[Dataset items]
==============================

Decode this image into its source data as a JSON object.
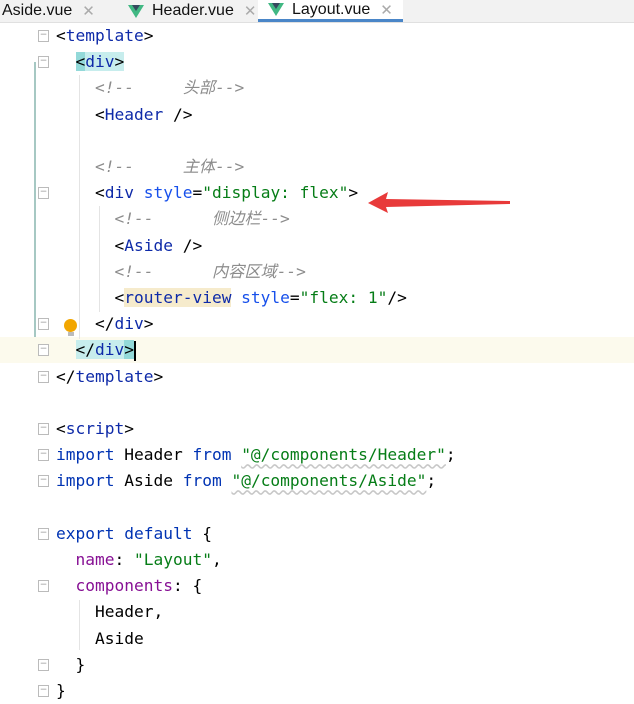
{
  "tabs": [
    {
      "label": "Aside.vue",
      "active": false
    },
    {
      "label": "Header.vue",
      "active": false
    },
    {
      "label": "Layout.vue",
      "active": true
    }
  ],
  "icons": {
    "tab_icon": "vue-logo-icon",
    "close": "close-icon",
    "fold": "fold-marker-icon",
    "bulb": "lightbulb-icon",
    "annotation": "red-arrow"
  },
  "colors": {
    "active_tab_underline": "#4a86c8",
    "arrow": "#e83a3a",
    "tag_highlight": "#c7eded",
    "current_line": "#fcfaed"
  },
  "lines": [
    [
      [
        "<",
        "br"
      ],
      [
        "template",
        "tag"
      ],
      [
        ">",
        "br"
      ]
    ],
    [
      [
        "  ",
        "plain"
      ],
      [
        "<",
        "br hl-tag first"
      ],
      [
        "div",
        "tag hl-tag"
      ],
      [
        ">",
        "br hl-tag"
      ]
    ],
    [
      [
        "    ",
        "plain"
      ],
      [
        "<!--     头部-->",
        "com"
      ]
    ],
    [
      [
        "    ",
        "plain"
      ],
      [
        "<",
        "br"
      ],
      [
        "Header",
        "tag"
      ],
      [
        " />",
        "br"
      ]
    ],
    [],
    [
      [
        "    ",
        "plain"
      ],
      [
        "<!--     主体-->",
        "com"
      ]
    ],
    [
      [
        "    ",
        "plain"
      ],
      [
        "<",
        "br"
      ],
      [
        "div",
        "tag"
      ],
      [
        " style",
        "attr"
      ],
      [
        "=",
        "br"
      ],
      [
        "\"display: flex\"",
        "str"
      ],
      [
        ">",
        "br"
      ]
    ],
    [
      [
        "      ",
        "plain"
      ],
      [
        "<!--      侧边栏-->",
        "com"
      ]
    ],
    [
      [
        "      ",
        "plain"
      ],
      [
        "<",
        "br"
      ],
      [
        "Aside",
        "tag"
      ],
      [
        " />",
        "br"
      ]
    ],
    [
      [
        "      ",
        "plain"
      ],
      [
        "<!--      内容区域-->",
        "com"
      ]
    ],
    [
      [
        "      ",
        "plain"
      ],
      [
        "<",
        "br"
      ],
      [
        "router-view",
        "tag hl-rv"
      ],
      [
        " style",
        "attr"
      ],
      [
        "=",
        "br"
      ],
      [
        "\"flex: 1\"",
        "str"
      ],
      [
        "/>",
        "br"
      ]
    ],
    [
      [
        "    ",
        "plain"
      ],
      [
        "</",
        "br"
      ],
      [
        "div",
        "tag"
      ],
      [
        ">",
        "br"
      ]
    ],
    [
      [
        "  ",
        "plain"
      ],
      [
        "</",
        "br hl-tag"
      ],
      [
        "div",
        "tag hl-tag"
      ],
      [
        ">",
        "br hl-tag first"
      ]
    ],
    [
      [
        "</",
        "br"
      ],
      [
        "template",
        "tag"
      ],
      [
        ">",
        "br"
      ]
    ],
    [],
    [
      [
        "<",
        "br"
      ],
      [
        "script",
        "tag"
      ],
      [
        ">",
        "br"
      ]
    ],
    [
      [
        "import",
        "kw"
      ],
      [
        " Header ",
        "id"
      ],
      [
        "from",
        "kw"
      ],
      [
        " ",
        "plain"
      ],
      [
        "\"@/components/Header\"",
        "str u"
      ],
      [
        ";",
        "br"
      ]
    ],
    [
      [
        "import",
        "kw"
      ],
      [
        " Aside ",
        "id"
      ],
      [
        "from",
        "kw"
      ],
      [
        " ",
        "plain"
      ],
      [
        "\"@/components/Aside\"",
        "str u"
      ],
      [
        ";",
        "br"
      ]
    ],
    [],
    [
      [
        "export default",
        "kw"
      ],
      [
        " {",
        "br"
      ]
    ],
    [
      [
        "  ",
        "plain"
      ],
      [
        "name",
        "prop"
      ],
      [
        ": ",
        "br"
      ],
      [
        "\"Layout\"",
        "str"
      ],
      [
        ",",
        "br"
      ]
    ],
    [
      [
        "  ",
        "plain"
      ],
      [
        "components",
        "prop"
      ],
      [
        ": {",
        "br"
      ]
    ],
    [
      [
        "    Header,",
        "id"
      ]
    ],
    [
      [
        "    Aside",
        "id"
      ]
    ],
    [
      [
        "  }",
        "br"
      ]
    ],
    [
      [
        "}",
        "br"
      ]
    ]
  ],
  "folds": [
    0,
    1,
    6,
    11,
    12,
    13,
    15,
    16,
    17,
    19,
    21,
    24,
    25
  ],
  "current_line": 12
}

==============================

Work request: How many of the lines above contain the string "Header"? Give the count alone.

Output of the exercise: 5